The Balsillie Prize is awarded annually for a book of nonfiction that advances and influences policy debates on a wide range of social, political, economic, or cultural topics relevant to Canadians. The jury features author and physician Samantha Nutt, digital strategist Scott Young, and policy expert Taki Sarantakis. They sifted through more than 60 titles to get to the shortlist of four. The winner of the $60,000 first prize will be announced Wednesday. Here is an excerpt from one of the finalists:
A key to understanding innovation-based growth is to understand that innovation is not invention, nor is it only high-tech and the creation of new technology and gadgets. Innovation is the whole progression of taking new ideas and devising new or improved products and services.
It comes in all stages of the production of goods and services, from the first vision, design, development, production, sale, and usage to the after-sale. Contrary to common belief, and the proponents of the Silicon Valley and venture capital models, the true impact of innovation is not in the inventions of new technologies or even in their introduction to the market. The true impact of innovation is the continuous stream of implementation of large and small innovations, making those inventions more useful in more sectors of the economy, more reliable, and significantly cheaper, while constantly innovating in their sale, marketing, and after-sale services.
Once we realize this, we become aware of the large number of available options with which to reach prosperity, as well as the futility (and perhaps the stupidity, if we care about inequality) of only trying to become a Silicon-Hyphen. The smart community lets others try to become Silicon Valley North, Silicon Vale, Silicon Hill, Silicon Isle, or Silicon Shade, and instead focuses on developing its own model of innovation-based growth.
This is especially true with the current model of VC-to- financial-exits reaching the end of its steam as a growth model, and with the impact of globally fragmented production of considerably limiting the local positive spillovers of stage 1 innovation. As the divergent fortunes of communities under COVID- 19 attest to, it is time we start to appreciate the widely distributed growth and the greater resiliency that focusing on stages 4 to 2 innovation grants. Thus, as you think about your own region, think carefully about whether its current capacities and capabilities, and at least as importantly its potential capacities and capabilities, would allow it to excel as stage 4 (production and assembly), stage 3 (second-generation product and component innovation), or stage 2 (design, prototype development, and production engineering), instead of becoming another locale that failed to become Silicon Valley, or one that cursed the day it succeeded.

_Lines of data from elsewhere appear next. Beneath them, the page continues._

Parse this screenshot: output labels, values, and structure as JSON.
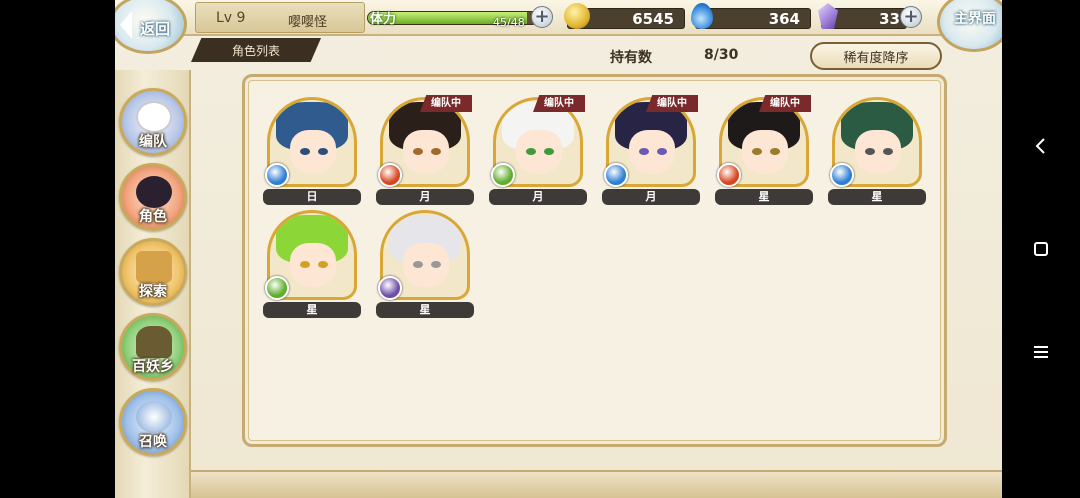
{
  "topbar": {
    "back_label": "返回",
    "level": "Lv 9",
    "player_name": "嘤嘤怪",
    "stamina_label": "体力",
    "stamina_value": "45/48",
    "stamina_fraction": 0.9375,
    "gold": "6545",
    "soul": "364",
    "crystal": "33",
    "home_label": "主界面"
  },
  "tabs": {
    "list_tab": "角色列表"
  },
  "inventory": {
    "held_label": "持有数",
    "held_count": "8/30",
    "sort_label": "稀有度降序"
  },
  "side_menu": [
    {
      "label": "编队",
      "icon": "ghost-icon"
    },
    {
      "label": "角色",
      "icon": "character-icon"
    },
    {
      "label": "探索",
      "icon": "scroll-icon"
    },
    {
      "label": "百妖乡",
      "icon": "village-icon"
    },
    {
      "label": "召唤",
      "icon": "summon-icon"
    }
  ],
  "characters": [
    {
      "rank": "日",
      "tag": "",
      "element": "water",
      "hair": "#2f5b8f",
      "eye": "#2a4f7a"
    },
    {
      "rank": "月",
      "tag": "编队中",
      "element": "fire",
      "hair": "#2a1f19",
      "eye": "#a06b2a"
    },
    {
      "rank": "月",
      "tag": "编队中",
      "element": "wind",
      "hair": "#f4f4f2",
      "eye": "#3e9a3a"
    },
    {
      "rank": "月",
      "tag": "编队中",
      "element": "water",
      "hair": "#272445",
      "eye": "#6c59b6"
    },
    {
      "rank": "星",
      "tag": "编队中",
      "element": "fire",
      "hair": "#1f1a1a",
      "eye": "#9a7b2a"
    },
    {
      "rank": "星",
      "tag": "",
      "element": "water",
      "hair": "#2c5b44",
      "eye": "#555"
    },
    {
      "rank": "星",
      "tag": "",
      "element": "wind",
      "hair": "#8cd637",
      "eye": "#cfa12a"
    },
    {
      "rank": "星",
      "tag": "",
      "element": "dark",
      "hair": "#e6e6ea",
      "eye": "#999"
    }
  ],
  "element_colors": {
    "water": "#2e7fd4",
    "fire": "#d8451f",
    "wind": "#5fae2b",
    "dark": "#6d4fa8"
  }
}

However, we now live in the world of fake news and misconceptions, and too many people and organizations make too much money by selling myths about innovation. We are going to find that the purveyors of these myths — the religious believers of techno-fetishism — have a feeble understanding of the big picture of global production and innovation. For example, they have not noticed — or will not tell you — that there is a significant obstacle to creating the next VC hub in Oklahoma or Ohio or Bouches-du-Rhone in France or Emilia- Romagna in Italy: namely, the overwhelming power of the real hubs, which siphon up vast amounts of talent and money.

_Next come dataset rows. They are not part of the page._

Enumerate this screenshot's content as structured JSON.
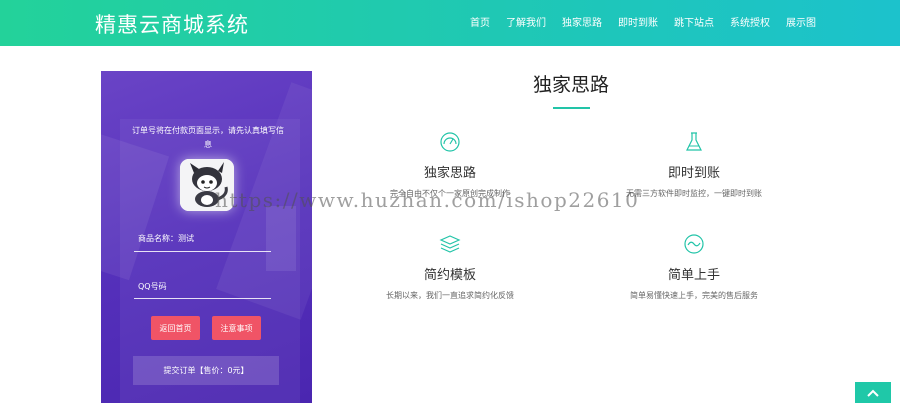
{
  "header": {
    "brand": "精惠云商城系统",
    "nav": [
      "首页",
      "了解我们",
      "独家思路",
      "即时到账",
      "跳下站点",
      "系统授权",
      "展示图"
    ]
  },
  "order_form": {
    "notice": "订单号将在付款页面显示，请先认真填写信息",
    "product_label": "商品名称：测试",
    "qq_placeholder": "QQ号码",
    "back_button": "返回首页",
    "notes_button": "注意事项",
    "submit_button": "提交订单【售价：0元】"
  },
  "section": {
    "title": "独家思路",
    "features": [
      {
        "title": "独家思路",
        "desc": "完全自由不仅个一家原创完成制作",
        "icon": "gauge-icon"
      },
      {
        "title": "即时到账",
        "desc": "无需三方软件即时监控，一键即时到账",
        "icon": "flask-icon"
      },
      {
        "title": "简约模板",
        "desc": "长期以来，我们一直追求简约化反馈",
        "icon": "layers-icon"
      },
      {
        "title": "简单上手",
        "desc": "简单易懂快速上手，完美的售后服务",
        "icon": "wave-icon"
      }
    ]
  },
  "watermark": "https://www.huzhan.com/ishop22610",
  "colors": {
    "accent": "#22c4a8",
    "purple": "#5a35bd",
    "red": "#f05466"
  }
}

The misconception-mongers also seem unaware of the research showing that promoting VC-backed high-tech startups can end up widening the gulf between rich and poor, and that a region can therefore waste a lot of time, money, and energy trying to improve its economic health by shopping for high-calorie, low-protein, and low-fiber start-ups. Those start-ups might indeed make their founders and funders rich, but they will not supply the wider employment and growth benefits that the regions seek. In today’s world of globally fragmented production and dominating high-tech clusters, not all boats are raised when high-tech start-ups succeed.
What does this means for regions seeking innovation-based growth? It means that there is a choice to be made: which innovation stage to specialize in.
At the beginning of this chapter, I asked you to keep in mind the region that you know and love the best. Now that we have looked at each of the stages, where does your region fit? What kind of innovation-based growth currently predominates there? If you could have your choice, which stage should the region focus on?
This is not a simple choice. As you might imagine, it is determined in part by considerations about which stage would be most advantageous — what would be the return on a second-generation-innovation focus, for example? The choice is also shaped by what is practicable, given a region’s strengths, resources, and challenges. For instance, what financial resources could the region draw on, or create, to support innovative businesses?
But there is a deeper consideration that should be addressed first: What kind of society does the region want to have — and, therefore, what kind of jobs does it hope to create? Most communities never ask themselves this question, and as a result end up choosing one of two deeply flawed development paths.
Excerpted with permission from Innovation in Real Places by Dan Breznitz. Copyright @ 2021 by Oxford University Press.